Despite firm denials by Thompson, Hynes said that Norman — whom he refers to as his opponent’s “third rail” — had claimed credit after Thompson’s win in phone conversations repeated to Hynes, and that his son had seen Norman at Thompson’s victory party.
He also claimed that “everyone is beginning to understand” that Norman had met with Thompson “for months” at his father’s church, plotting the campaign.
“I put Clarence in prison; he put him on his payroll,” he says.
However, that is not enough to win elections, and Hynes reportedly had depleted his campaign funds during the primary.
Political observers say that Hynes needs to raise at least $2 million to run a successful comeback. While he raised $150,000 at a publicized fundraiser at the beginning of October, he says that he has since raised much more money, “enough money to go on radio … to have our mailings, to [mount a] get-out-the-vote campaign that is going to win.”
And Hynes, an Irish Catholic who is married with five children and 18 grandchildren — “I am a frum goy,” he jokes — has been walking the streets, pressing flesh, going to subway stops and visiting senior centers.
While a video Monday showed passersby in Bensonhurst ignoring Hynes as he attempted to shake their hands, at the senior center he was greeted like a homecoming hero.
Hynes told the approximately 100 seniors and aides in comments translated immediately, that as a young boy growing up in a home with a violent father, “the person that protected me during that period was my 85-year-old grandfather.”
“I didn’t get the chance to pay back his love and protection until many years later when there was a scandal in the nursing home industry in New York state,” he said, describing briefly his efforts at prosecuting and jailing the individuals responsible.
“Now I know you’re all going to have lunch so I’m going to finish,” Hynes said to sustained applause. “So if you want all of this to continue, please remember me on November the fifth. Please.”

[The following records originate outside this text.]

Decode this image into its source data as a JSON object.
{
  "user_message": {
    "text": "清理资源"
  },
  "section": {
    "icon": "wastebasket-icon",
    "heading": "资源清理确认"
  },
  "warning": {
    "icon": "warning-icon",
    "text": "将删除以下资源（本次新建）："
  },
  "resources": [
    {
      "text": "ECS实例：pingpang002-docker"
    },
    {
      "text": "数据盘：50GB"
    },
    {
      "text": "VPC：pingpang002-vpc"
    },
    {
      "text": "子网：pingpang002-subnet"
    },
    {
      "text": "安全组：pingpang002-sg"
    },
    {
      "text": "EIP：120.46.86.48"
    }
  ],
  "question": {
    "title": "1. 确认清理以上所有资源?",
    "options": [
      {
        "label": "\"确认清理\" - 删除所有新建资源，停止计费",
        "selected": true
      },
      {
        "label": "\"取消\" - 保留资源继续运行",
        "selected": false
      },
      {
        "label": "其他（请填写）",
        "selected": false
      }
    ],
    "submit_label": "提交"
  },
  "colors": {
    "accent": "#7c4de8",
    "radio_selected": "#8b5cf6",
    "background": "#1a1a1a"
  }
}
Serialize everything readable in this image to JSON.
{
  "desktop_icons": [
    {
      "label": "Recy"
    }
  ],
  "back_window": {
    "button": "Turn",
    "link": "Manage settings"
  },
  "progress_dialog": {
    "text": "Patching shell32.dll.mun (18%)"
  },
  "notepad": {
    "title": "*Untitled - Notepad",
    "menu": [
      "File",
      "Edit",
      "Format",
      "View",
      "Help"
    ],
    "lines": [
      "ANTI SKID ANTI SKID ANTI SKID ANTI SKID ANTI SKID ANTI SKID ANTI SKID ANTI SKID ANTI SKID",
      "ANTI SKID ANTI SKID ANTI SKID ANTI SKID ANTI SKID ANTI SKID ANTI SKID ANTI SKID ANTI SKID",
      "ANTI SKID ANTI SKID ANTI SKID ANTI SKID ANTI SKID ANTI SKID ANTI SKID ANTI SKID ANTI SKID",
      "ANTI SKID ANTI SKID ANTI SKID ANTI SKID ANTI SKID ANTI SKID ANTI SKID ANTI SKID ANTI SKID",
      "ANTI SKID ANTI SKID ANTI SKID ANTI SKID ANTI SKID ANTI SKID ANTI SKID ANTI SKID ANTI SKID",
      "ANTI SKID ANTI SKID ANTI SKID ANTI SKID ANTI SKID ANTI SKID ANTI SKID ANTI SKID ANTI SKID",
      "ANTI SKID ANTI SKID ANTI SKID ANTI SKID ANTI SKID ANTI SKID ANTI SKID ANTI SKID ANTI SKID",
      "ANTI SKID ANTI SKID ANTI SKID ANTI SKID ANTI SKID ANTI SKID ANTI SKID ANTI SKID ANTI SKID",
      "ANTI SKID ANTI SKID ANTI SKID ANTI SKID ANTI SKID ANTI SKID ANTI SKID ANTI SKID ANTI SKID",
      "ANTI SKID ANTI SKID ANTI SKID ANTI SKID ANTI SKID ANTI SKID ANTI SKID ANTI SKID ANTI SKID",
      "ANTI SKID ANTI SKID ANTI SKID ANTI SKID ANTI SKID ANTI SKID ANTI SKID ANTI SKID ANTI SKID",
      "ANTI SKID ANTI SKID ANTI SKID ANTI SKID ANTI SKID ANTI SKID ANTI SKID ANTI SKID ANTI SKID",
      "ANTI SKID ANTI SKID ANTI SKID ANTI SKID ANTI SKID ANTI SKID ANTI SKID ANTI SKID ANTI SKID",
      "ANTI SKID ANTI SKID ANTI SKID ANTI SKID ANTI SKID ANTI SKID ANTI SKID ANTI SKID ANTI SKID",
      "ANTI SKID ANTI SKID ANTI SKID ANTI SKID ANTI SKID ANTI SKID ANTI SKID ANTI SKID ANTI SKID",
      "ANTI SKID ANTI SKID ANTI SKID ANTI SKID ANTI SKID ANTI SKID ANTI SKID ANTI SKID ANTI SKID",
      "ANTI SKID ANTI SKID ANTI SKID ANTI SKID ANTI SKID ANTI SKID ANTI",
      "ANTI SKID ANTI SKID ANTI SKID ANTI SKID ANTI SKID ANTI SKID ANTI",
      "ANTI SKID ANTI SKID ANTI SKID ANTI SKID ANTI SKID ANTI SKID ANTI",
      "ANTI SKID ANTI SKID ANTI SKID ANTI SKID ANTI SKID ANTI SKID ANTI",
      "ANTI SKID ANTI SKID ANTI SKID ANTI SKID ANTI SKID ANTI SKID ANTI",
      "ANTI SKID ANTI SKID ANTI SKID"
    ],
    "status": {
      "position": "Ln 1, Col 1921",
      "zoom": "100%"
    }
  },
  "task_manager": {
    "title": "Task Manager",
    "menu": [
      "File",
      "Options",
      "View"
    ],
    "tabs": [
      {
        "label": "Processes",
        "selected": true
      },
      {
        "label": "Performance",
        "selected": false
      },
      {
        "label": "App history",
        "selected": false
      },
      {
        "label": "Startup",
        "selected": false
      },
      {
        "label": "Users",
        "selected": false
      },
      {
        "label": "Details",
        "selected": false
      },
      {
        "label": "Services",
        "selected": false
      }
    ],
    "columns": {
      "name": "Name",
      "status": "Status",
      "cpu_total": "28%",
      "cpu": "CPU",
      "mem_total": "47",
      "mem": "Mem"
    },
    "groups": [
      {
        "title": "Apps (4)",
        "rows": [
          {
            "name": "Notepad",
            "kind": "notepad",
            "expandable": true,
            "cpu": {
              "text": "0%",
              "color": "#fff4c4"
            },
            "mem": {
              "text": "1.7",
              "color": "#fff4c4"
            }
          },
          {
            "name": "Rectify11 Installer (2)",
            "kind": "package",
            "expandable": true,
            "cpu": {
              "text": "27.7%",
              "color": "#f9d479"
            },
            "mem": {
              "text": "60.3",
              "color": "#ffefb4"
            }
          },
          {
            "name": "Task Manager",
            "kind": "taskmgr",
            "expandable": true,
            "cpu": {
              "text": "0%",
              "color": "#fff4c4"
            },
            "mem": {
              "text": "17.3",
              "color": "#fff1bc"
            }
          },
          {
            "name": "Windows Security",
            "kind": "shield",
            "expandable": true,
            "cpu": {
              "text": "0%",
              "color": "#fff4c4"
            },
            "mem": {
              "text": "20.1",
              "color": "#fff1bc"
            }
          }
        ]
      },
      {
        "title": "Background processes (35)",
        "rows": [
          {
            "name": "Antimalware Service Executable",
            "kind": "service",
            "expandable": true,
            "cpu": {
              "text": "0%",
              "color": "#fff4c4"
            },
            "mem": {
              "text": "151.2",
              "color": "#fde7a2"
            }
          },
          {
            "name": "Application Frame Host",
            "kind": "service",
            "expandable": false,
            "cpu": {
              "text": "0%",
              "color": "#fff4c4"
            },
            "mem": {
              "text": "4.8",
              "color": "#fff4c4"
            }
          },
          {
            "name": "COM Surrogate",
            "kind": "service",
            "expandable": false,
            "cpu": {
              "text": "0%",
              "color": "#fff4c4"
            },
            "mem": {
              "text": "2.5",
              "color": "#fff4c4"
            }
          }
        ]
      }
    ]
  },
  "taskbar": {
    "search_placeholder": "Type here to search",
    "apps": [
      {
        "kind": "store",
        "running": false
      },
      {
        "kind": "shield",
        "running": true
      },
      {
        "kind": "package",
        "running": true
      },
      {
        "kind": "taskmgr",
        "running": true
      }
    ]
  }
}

An elderly worker at the home approached the podium and told Hynes that out of the 119 residents, 117 of them voted in the primary, all of them for him — “and I hope that it will be the same [in the general election].”
“What I’m getting all across Brooklyn is a great deal of powerful support,” Hynes said, mentioning his endorsement that day by the Vaad Harabbanim of Flatbush.
“Nothing changed about me; I’m a lifelong Democrat. And because I lost the Democratic primary doesn’t change the politics. So I run on the Republican/ Conservative line, but I run as a progressive Democrat.”
Hynes portrays his rival as unprepared to take over the office, the largest in the nation, and unqualified to have any position of leadership.
“This guy will say whatever comes into his head, whatever he believes will help him get elected,” he says. “He trashed my programs all summer; he called me a social worker. He now says that the programs are good programs, that they’re terrific and he is thinking of continuing them.
“The problem with my opponent is, he has absolutely no experience, no qualifications to run an office of 1,200 people and 500 lawyers. In five years as a prosecutor, he was never promoted to a supervisory position. He’s never run anything. It would be an absolute shande if he became the Brooklyn district attorney.
“I believe on November the fifth, voters everywhere, whether they be Democrats or Republicans or independents or progressives or conservatives — they are going to vote for me. Because they know that I have delivered for them. I took a county that in 1990 was the fifth-most violent in America, and 13 years later Money Magazine said we’re one of the 10 best places to live in America. And I built on that level of safety every year.
“I’ll have the support of the Orthodox community again, because one thing about the Orthodox community that they understand is that I’ve been fair to them, that I’ve had an open door policy. If Ken Thompson would become the DA, that door would slam shut; it wouldn’t be open again for four years. They can’t make that mistake.”